[The records]
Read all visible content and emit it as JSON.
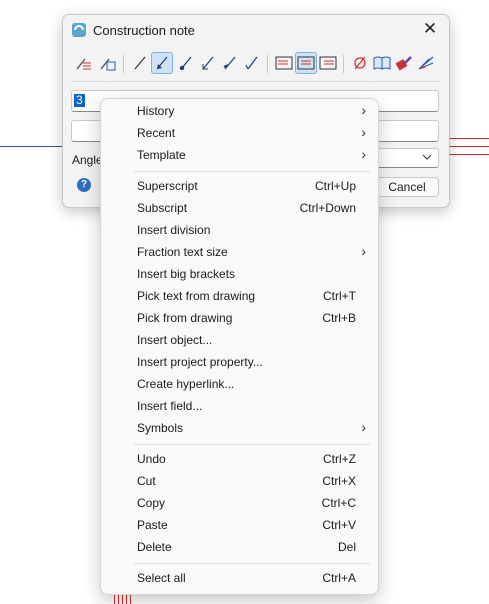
{
  "dialog": {
    "title": "Construction note",
    "cancel_label": "Cancel",
    "angle_label": "Angle",
    "text_field_value": "3",
    "help_symbol": "?"
  },
  "toolbar": {
    "icons": [
      "text-align-left-icon",
      "text-align-right-icon",
      "line-icon",
      "leader-arrow-icon",
      "leader-dot-icon",
      "leader-open-arrow-icon",
      "leader-slash-icon",
      "leader-tick-icon",
      "frame-left-icon",
      "frame-center-icon",
      "frame-right-icon",
      "diameter-icon",
      "book-icon",
      "color-brush-icon",
      "hatch-icon"
    ]
  },
  "context_menu": {
    "items": [
      {
        "label": "History",
        "shortcut": "",
        "submenu": true
      },
      {
        "label": "Recent",
        "shortcut": "",
        "submenu": true
      },
      {
        "label": "Template",
        "shortcut": "",
        "submenu": true
      },
      {
        "label": "Superscript",
        "shortcut": "Ctrl+Up",
        "submenu": false
      },
      {
        "label": "Subscript",
        "shortcut": "Ctrl+Down",
        "submenu": false
      },
      {
        "label": "Insert division",
        "shortcut": "",
        "submenu": false
      },
      {
        "label": "Fraction text size",
        "shortcut": "",
        "submenu": true
      },
      {
        "label": "Insert big brackets",
        "shortcut": "",
        "submenu": false
      },
      {
        "label": "Pick text from drawing",
        "shortcut": "Ctrl+T",
        "submenu": false
      },
      {
        "label": "Pick from drawing",
        "shortcut": "Ctrl+B",
        "submenu": false
      },
      {
        "label": "Insert object...",
        "shortcut": "",
        "submenu": false
      },
      {
        "label": "Insert project property...",
        "shortcut": "",
        "submenu": false
      },
      {
        "label": "Create hyperlink...",
        "shortcut": "",
        "submenu": false
      },
      {
        "label": "Insert field...",
        "shortcut": "",
        "submenu": false
      },
      {
        "label": "Symbols",
        "shortcut": "",
        "submenu": true
      },
      {
        "label": "Undo",
        "shortcut": "Ctrl+Z",
        "submenu": false
      },
      {
        "label": "Cut",
        "shortcut": "Ctrl+X",
        "submenu": false
      },
      {
        "label": "Copy",
        "shortcut": "Ctrl+C",
        "submenu": false
      },
      {
        "label": "Paste",
        "shortcut": "Ctrl+V",
        "submenu": false
      },
      {
        "label": "Delete",
        "shortcut": "Del",
        "submenu": false
      },
      {
        "label": "Select all",
        "shortcut": "Ctrl+A",
        "submenu": false
      }
    ],
    "submenu_arrow": "›"
  },
  "colors": {
    "selection": "#0a64c8",
    "drawing_red": "#d0312d",
    "drawing_blue": "#2a5db0",
    "active_tool": "#cfe3f6"
  }
}
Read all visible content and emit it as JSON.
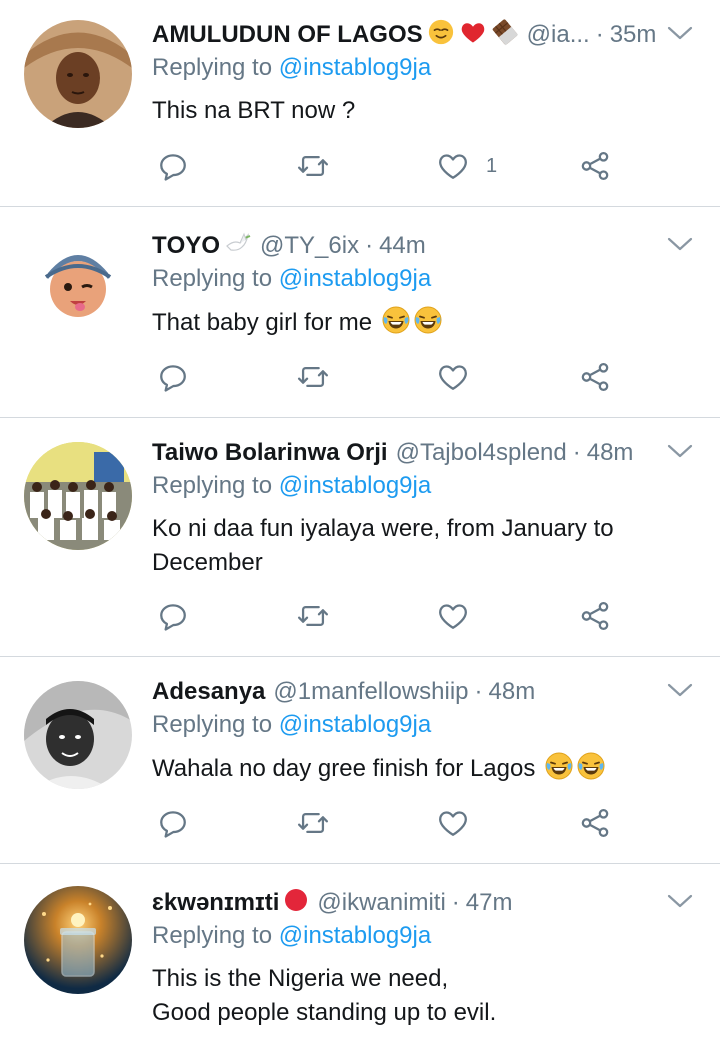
{
  "tweets": [
    {
      "name": "AMULUDUN OF LAGOS",
      "name_emojis": [
        "relieved-face",
        "red-heart",
        "chocolate-bar"
      ],
      "handle": "@ia...",
      "dot": "·",
      "time": "35m",
      "replying_prefix": "Replying to",
      "replying_to": "@instablog9ja",
      "text": "This na BRT now ?",
      "like_count": "1"
    },
    {
      "name": "TΟYΟ",
      "name_emojis": [
        "dove"
      ],
      "handle": "@TY_6ix",
      "dot": "·",
      "time": "44m",
      "replying_prefix": "Replying to",
      "replying_to": "@instablog9ja",
      "text": "That baby girl for me",
      "trailing_emojis": [
        "tears-of-joy",
        "tears-of-joy"
      ],
      "like_count": ""
    },
    {
      "name": "Taiwo Bolarinwa Orji",
      "handle": "@Tajbol4splend",
      "dot": "·",
      "time": "48m",
      "replying_prefix": "Replying to",
      "replying_to": "@instablog9ja",
      "text": "Ko ni daa fun iyalaya were, from January to December",
      "like_count": ""
    },
    {
      "name": "Adesanya",
      "handle": "@1manfellowshiip",
      "dot": "·",
      "time": "48m",
      "replying_prefix": "Replying to",
      "replying_to": "@instablog9ja",
      "text": "Wahala no day gree finish for Lagos",
      "trailing_emojis": [
        "tears-of-joy",
        "tears-of-joy"
      ],
      "like_count": ""
    },
    {
      "name": "ɛkwənɪmɪti",
      "name_emojis": [
        "red-circle"
      ],
      "handle": "@ikwanimiti",
      "dot": "·",
      "time": "47m",
      "replying_prefix": "Replying to",
      "replying_to": "@instablog9ja",
      "text_lines": [
        "This is the Nigeria we need,",
        "Good people standing up to evil."
      ]
    }
  ],
  "icons": [
    "reply-icon",
    "retweet-icon",
    "like-icon",
    "share-icon",
    "chevron-down-icon"
  ],
  "colors": {
    "text": "#14171a",
    "secondary": "#657786",
    "link": "#1d9bf0",
    "divider": "#d4d9de"
  }
}
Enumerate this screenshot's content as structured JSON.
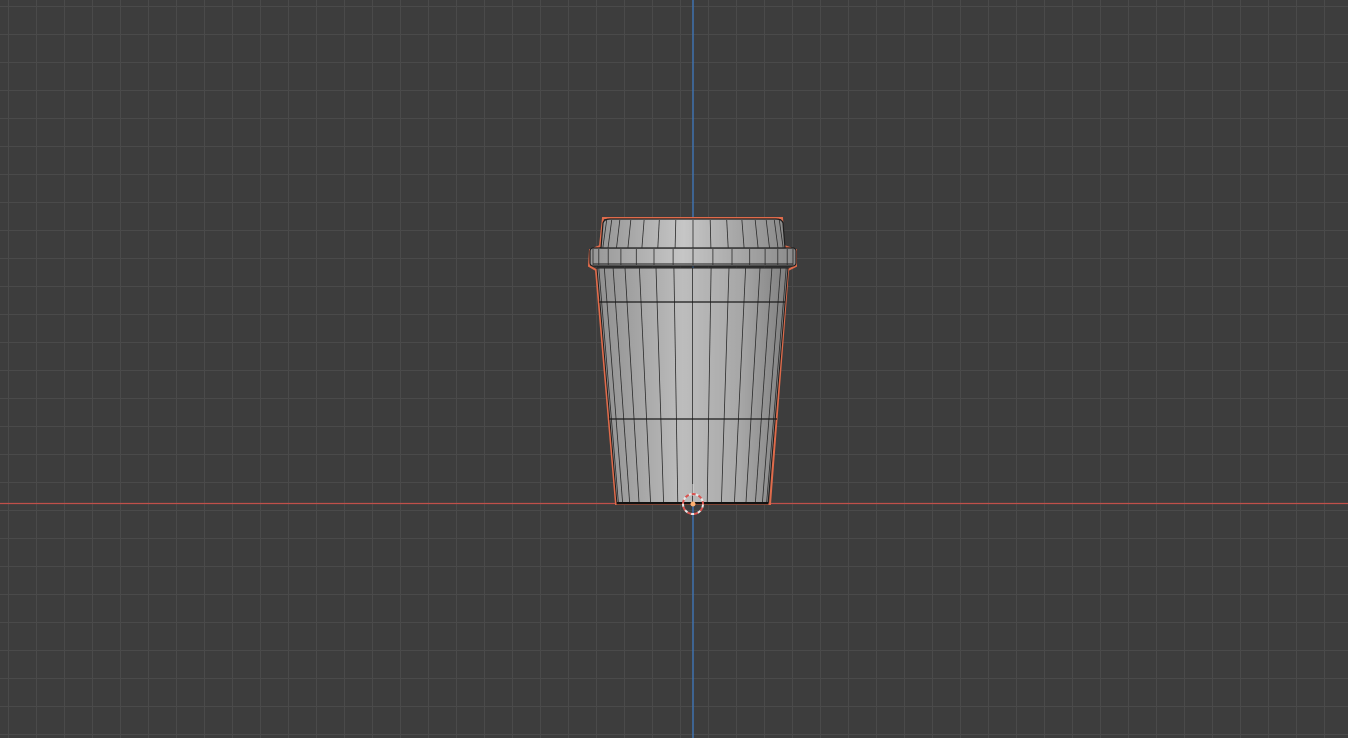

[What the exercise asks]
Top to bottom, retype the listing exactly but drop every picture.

[Answer area]
Read all visible content and emit it as JSON.
{
  "dialog": {
    "title": "Construction note",
    "cancel_label": "Cancel",
    "angle_label": "Angle",
    "text_field_value": "3",
    "help_symbol": "?"
  },
  "toolbar": {
    "icons": [
      "text-align-left-icon",
      "text-align-right-icon",
      "line-icon",
      "leader-arrow-icon",
      "leader-dot-icon",
      "leader-open-arrow-icon",
      "leader-slash-icon",
      "leader-tick-icon",
      "frame-left-icon",
      "frame-center-icon",
      "frame-right-icon",
      "diameter-icon",
      "book-icon",
      "color-brush-icon",
      "hatch-icon"
    ]
  },
  "context_menu": {
    "items": [
      {
        "label": "History",
        "shortcut": "",
        "submenu": true
      },
      {
        "label": "Recent",
        "shortcut": "",
        "submenu": true
      },
      {
        "label": "Template",
        "shortcut": "",
        "submenu": true
      },
      {
        "label": "Superscript",
        "shortcut": "Ctrl+Up",
        "submenu": false
      },
      {
        "label": "Subscript",
        "shortcut": "Ctrl+Down",
        "submenu": false
      },
      {
        "label": "Insert division",
        "shortcut": "",
        "submenu": false
      },
      {
        "label": "Fraction text size",
        "shortcut": "",
        "submenu": true
      },
      {
        "label": "Insert big brackets",
        "shortcut": "",
        "submenu": false
      },
      {
        "label": "Pick text from drawing",
        "shortcut": "Ctrl+T",
        "submenu": false
      },
      {
        "label": "Pick from drawing",
        "shortcut": "Ctrl+B",
        "submenu": false
      },
      {
        "label": "Insert object...",
        "shortcut": "",
        "submenu": false
      },
      {
        "label": "Insert project property...",
        "shortcut": "",
        "submenu": false
      },
      {
        "label": "Create hyperlink...",
        "shortcut": "",
        "submenu": false
      },
      {
        "label": "Insert field...",
        "shortcut": "",
        "submenu": false
      },
      {
        "label": "Symbols",
        "shortcut": "",
        "submenu": true
      },
      {
        "label": "Undo",
        "shortcut": "Ctrl+Z",
        "submenu": false
      },
      {
        "label": "Cut",
        "shortcut": "Ctrl+X",
        "submenu": false
      },
      {
        "label": "Copy",
        "shortcut": "Ctrl+C",
        "submenu": false
      },
      {
        "label": "Paste",
        "shortcut": "Ctrl+V",
        "submenu": false
      },
      {
        "label": "Delete",
        "shortcut": "Del",
        "submenu": false
      },
      {
        "label": "Select all",
        "shortcut": "Ctrl+A",
        "submenu": false
      }
    ],
    "submenu_arrow": "›"
  },
  "colors": {
    "selection": "#0a64c8",
    "drawing_red": "#d0312d",
    "drawing_blue": "#2a5db0",
    "active_tool": "#cfe3f6"
  }
}
Read all visible content and emit it as JSON.
{
  "tweets": [
    {
      "name": "AMULUDUN OF LAGOS",
      "name_emojis": [
        "relieved-face",
        "red-heart",
        "chocolate-bar"
      ],
      "handle": "@ia...",
      "dot": "·",
      "time": "35m",
      "replying_prefix": "Replying to",
      "replying_to": "@instablog9ja",
      "text": "This na BRT now ?",
      "like_count": "1"
    },
    {
      "name": "TΟYΟ",
      "name_emojis": [
        "dove"
      ],
      "handle": "@TY_6ix",
      "dot": "·",
      "time": "44m",
      "replying_prefix": "Replying to",
      "replying_to": "@instablog9ja",
      "text": "That baby girl for me",
      "trailing_emojis": [
        "tears-of-joy",
        "tears-of-joy"
      ],
      "like_count": ""
    },
    {
      "name": "Taiwo Bolarinwa Orji",
      "handle": "@Tajbol4splend",
      "dot": "·",
      "time": "48m",
      "replying_prefix": "Replying to",
      "replying_to": "@instablog9ja",
      "text": "Ko ni daa fun iyalaya were, from January to December",
      "like_count": ""
    },
    {
      "name": "Adesanya",
      "handle": "@1manfellowshiip",
      "dot": "·",
      "time": "48m",
      "replying_prefix": "Replying to",
      "replying_to": "@instablog9ja",
      "text": "Wahala no day gree finish for Lagos",
      "trailing_emojis": [
        "tears-of-joy",
        "tears-of-joy"
      ],
      "like_count": ""
    },
    {
      "name": "ɛkwənɪmɪti",
      "name_emojis": [
        "red-circle"
      ],
      "handle": "@ikwanimiti",
      "dot": "·",
      "time": "47m",
      "replying_prefix": "Replying to",
      "replying_to": "@instablog9ja",
      "text_lines": [
        "This is the Nigeria we need,",
        "Good people standing up to evil."
      ]
    }
  ],
  "icons": [
    "reply-icon",
    "retweet-icon",
    "like-icon",
    "share-icon",
    "chevron-down-icon"
  ],
  "colors": {
    "text": "#14171a",
    "secondary": "#657786",
    "link": "#1d9bf0",
    "divider": "#d4d9de"
  }
}
Enumerate this screenshot's content as structured JSON.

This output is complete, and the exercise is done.